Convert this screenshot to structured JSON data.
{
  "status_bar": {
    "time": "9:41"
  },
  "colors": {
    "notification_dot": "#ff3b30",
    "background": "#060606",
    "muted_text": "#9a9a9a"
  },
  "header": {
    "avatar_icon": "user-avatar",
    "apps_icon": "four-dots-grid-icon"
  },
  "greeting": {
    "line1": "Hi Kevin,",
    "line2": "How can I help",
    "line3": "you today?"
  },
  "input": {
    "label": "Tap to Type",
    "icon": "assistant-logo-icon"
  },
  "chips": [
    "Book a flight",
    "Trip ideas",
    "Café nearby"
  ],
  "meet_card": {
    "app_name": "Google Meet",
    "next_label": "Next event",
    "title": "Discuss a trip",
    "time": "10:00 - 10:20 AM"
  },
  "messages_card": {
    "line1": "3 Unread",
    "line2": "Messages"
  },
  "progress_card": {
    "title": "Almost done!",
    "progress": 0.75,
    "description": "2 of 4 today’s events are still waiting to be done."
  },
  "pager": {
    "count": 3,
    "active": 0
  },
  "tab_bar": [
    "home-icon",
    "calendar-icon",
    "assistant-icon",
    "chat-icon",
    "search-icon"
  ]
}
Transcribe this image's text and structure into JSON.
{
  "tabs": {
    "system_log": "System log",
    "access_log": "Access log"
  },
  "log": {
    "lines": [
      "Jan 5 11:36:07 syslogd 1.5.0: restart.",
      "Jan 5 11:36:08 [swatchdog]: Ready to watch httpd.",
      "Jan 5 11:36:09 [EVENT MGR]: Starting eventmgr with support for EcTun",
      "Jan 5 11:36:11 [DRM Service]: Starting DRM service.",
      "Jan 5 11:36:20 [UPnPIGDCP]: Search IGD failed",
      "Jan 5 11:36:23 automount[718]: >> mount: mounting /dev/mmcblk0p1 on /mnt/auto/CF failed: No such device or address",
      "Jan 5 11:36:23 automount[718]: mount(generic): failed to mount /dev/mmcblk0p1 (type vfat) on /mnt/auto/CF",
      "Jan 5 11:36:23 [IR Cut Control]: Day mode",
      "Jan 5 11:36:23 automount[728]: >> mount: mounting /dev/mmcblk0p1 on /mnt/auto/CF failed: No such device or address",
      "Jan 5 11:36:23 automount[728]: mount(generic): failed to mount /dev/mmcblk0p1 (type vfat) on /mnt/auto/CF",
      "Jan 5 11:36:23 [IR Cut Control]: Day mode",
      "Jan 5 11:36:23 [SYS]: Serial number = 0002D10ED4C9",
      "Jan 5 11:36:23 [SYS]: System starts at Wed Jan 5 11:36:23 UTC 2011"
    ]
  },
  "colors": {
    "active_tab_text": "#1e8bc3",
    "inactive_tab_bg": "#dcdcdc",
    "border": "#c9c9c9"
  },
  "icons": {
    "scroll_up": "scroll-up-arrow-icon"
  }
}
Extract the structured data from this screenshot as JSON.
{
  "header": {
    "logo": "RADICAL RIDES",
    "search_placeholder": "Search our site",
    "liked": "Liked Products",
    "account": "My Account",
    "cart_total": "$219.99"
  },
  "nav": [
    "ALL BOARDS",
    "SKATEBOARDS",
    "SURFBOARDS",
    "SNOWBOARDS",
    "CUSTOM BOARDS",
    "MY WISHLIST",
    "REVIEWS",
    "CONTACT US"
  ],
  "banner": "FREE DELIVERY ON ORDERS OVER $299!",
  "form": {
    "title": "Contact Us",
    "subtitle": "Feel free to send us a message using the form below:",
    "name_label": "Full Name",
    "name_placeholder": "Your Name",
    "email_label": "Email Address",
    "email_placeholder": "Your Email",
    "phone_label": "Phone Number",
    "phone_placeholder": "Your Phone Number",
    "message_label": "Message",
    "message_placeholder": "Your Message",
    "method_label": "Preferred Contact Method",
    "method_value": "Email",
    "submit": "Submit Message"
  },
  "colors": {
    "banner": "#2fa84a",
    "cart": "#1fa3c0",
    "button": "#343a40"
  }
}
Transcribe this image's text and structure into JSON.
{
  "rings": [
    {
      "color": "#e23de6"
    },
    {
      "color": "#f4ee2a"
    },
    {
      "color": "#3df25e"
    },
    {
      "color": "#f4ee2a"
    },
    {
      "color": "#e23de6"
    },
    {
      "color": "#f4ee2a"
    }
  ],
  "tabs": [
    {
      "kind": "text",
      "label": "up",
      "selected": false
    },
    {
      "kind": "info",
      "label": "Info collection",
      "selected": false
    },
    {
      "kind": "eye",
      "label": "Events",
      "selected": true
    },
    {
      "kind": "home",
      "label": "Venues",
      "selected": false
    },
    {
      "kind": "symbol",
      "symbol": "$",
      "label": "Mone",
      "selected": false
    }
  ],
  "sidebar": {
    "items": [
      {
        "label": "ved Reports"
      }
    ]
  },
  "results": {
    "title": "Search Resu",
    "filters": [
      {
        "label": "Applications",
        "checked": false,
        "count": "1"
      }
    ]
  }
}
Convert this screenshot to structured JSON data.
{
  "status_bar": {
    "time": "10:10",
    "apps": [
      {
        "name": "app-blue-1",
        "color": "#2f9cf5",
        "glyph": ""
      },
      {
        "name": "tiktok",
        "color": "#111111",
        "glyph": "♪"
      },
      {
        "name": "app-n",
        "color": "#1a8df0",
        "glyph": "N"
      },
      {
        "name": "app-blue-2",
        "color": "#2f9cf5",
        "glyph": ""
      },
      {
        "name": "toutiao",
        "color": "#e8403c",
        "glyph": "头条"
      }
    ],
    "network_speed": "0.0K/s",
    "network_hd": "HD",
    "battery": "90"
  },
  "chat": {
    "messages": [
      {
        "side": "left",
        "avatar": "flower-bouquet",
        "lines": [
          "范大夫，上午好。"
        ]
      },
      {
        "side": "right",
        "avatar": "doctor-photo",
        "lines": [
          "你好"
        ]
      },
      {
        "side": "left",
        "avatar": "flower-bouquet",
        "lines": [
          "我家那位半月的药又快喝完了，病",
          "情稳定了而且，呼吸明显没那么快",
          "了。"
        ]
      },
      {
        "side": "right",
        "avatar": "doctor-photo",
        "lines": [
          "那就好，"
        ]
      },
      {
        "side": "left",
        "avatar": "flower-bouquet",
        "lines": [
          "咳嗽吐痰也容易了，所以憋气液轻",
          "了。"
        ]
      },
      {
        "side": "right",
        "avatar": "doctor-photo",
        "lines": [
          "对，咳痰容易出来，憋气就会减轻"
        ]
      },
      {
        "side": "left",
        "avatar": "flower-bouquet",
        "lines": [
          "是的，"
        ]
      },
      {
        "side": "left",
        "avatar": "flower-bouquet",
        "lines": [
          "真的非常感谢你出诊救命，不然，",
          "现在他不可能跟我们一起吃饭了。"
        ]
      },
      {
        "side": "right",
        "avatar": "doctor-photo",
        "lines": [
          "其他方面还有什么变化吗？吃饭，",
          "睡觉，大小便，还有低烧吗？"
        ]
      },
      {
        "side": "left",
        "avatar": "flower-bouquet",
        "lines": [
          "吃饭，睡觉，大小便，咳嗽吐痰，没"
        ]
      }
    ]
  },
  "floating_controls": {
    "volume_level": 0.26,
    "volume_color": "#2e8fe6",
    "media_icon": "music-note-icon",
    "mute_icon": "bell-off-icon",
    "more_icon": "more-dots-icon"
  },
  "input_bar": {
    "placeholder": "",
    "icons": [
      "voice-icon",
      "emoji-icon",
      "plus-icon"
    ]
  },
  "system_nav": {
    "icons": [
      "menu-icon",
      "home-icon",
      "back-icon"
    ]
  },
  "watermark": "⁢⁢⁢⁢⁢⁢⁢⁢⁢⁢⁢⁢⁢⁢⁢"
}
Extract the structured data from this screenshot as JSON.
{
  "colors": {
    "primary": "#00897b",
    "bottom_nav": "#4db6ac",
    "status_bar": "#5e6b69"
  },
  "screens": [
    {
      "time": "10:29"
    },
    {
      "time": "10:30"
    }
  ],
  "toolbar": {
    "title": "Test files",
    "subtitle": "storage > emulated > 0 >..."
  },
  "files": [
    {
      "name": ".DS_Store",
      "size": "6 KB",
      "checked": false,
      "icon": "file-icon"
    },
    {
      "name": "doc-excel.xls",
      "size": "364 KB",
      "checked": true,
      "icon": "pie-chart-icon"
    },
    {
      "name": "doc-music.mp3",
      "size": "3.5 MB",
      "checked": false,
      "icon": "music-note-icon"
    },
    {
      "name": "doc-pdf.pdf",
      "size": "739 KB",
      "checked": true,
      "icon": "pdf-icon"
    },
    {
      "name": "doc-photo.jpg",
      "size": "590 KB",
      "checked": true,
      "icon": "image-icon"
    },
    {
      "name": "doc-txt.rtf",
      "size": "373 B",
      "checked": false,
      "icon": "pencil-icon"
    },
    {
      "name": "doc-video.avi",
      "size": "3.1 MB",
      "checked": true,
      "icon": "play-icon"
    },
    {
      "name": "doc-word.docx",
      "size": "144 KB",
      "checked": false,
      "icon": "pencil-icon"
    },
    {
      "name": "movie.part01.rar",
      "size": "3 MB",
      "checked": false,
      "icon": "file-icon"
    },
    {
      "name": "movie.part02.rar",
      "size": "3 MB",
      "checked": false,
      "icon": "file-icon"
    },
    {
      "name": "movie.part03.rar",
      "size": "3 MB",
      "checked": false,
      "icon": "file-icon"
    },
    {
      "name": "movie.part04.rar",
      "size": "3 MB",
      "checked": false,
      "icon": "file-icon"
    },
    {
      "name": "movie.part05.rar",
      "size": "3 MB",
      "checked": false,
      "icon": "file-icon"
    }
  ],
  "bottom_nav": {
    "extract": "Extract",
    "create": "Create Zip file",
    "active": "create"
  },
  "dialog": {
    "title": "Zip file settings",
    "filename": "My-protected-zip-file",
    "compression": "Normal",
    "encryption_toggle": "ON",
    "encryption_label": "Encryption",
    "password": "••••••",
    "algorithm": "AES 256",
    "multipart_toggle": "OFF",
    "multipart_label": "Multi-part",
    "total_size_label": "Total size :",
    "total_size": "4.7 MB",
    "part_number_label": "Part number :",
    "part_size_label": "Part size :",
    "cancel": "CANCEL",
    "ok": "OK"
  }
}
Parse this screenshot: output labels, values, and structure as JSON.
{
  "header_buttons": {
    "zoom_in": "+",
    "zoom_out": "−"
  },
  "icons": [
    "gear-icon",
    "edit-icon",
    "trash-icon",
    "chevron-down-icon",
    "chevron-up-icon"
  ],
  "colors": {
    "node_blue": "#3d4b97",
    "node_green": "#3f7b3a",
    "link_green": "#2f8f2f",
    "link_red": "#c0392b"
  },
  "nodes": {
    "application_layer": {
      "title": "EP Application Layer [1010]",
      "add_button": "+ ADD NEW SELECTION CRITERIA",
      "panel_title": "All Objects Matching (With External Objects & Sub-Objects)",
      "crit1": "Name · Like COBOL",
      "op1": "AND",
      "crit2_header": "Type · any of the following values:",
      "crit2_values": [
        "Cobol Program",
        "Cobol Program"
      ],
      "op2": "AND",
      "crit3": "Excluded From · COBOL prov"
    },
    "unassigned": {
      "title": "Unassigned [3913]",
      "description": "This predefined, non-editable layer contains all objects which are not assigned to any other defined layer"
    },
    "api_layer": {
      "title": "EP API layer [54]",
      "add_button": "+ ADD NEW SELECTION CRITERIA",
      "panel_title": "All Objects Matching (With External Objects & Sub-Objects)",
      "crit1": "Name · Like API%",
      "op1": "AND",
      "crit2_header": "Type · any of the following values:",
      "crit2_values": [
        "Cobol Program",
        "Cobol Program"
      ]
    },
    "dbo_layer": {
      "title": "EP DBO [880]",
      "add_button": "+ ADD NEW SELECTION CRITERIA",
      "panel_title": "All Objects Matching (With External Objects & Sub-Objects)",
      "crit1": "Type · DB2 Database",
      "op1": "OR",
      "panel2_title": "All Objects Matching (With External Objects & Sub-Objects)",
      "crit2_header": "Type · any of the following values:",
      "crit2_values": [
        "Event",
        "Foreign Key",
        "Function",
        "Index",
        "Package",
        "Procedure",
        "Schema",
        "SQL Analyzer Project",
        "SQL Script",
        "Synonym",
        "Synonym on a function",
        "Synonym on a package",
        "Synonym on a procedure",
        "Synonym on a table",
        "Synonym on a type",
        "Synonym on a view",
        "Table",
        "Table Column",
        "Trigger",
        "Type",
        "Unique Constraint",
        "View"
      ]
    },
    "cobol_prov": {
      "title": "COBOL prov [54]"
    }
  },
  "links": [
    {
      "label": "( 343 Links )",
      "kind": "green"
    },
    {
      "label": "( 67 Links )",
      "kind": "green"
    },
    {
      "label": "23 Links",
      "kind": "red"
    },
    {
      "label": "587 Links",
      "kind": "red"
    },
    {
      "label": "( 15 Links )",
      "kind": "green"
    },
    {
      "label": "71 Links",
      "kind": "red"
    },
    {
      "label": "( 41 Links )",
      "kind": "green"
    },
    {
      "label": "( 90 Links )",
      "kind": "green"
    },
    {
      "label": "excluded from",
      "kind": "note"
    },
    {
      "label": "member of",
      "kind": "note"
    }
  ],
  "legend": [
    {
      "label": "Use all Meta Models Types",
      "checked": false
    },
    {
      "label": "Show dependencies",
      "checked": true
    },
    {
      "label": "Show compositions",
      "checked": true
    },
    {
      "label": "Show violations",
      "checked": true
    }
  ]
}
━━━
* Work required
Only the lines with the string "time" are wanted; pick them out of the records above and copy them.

* Result of the task
    "time": "9:41"
    "time": "10:00 - 10:20 AM"
    "time": "10:10",
      "time": "10:29"
      "time": "10:30"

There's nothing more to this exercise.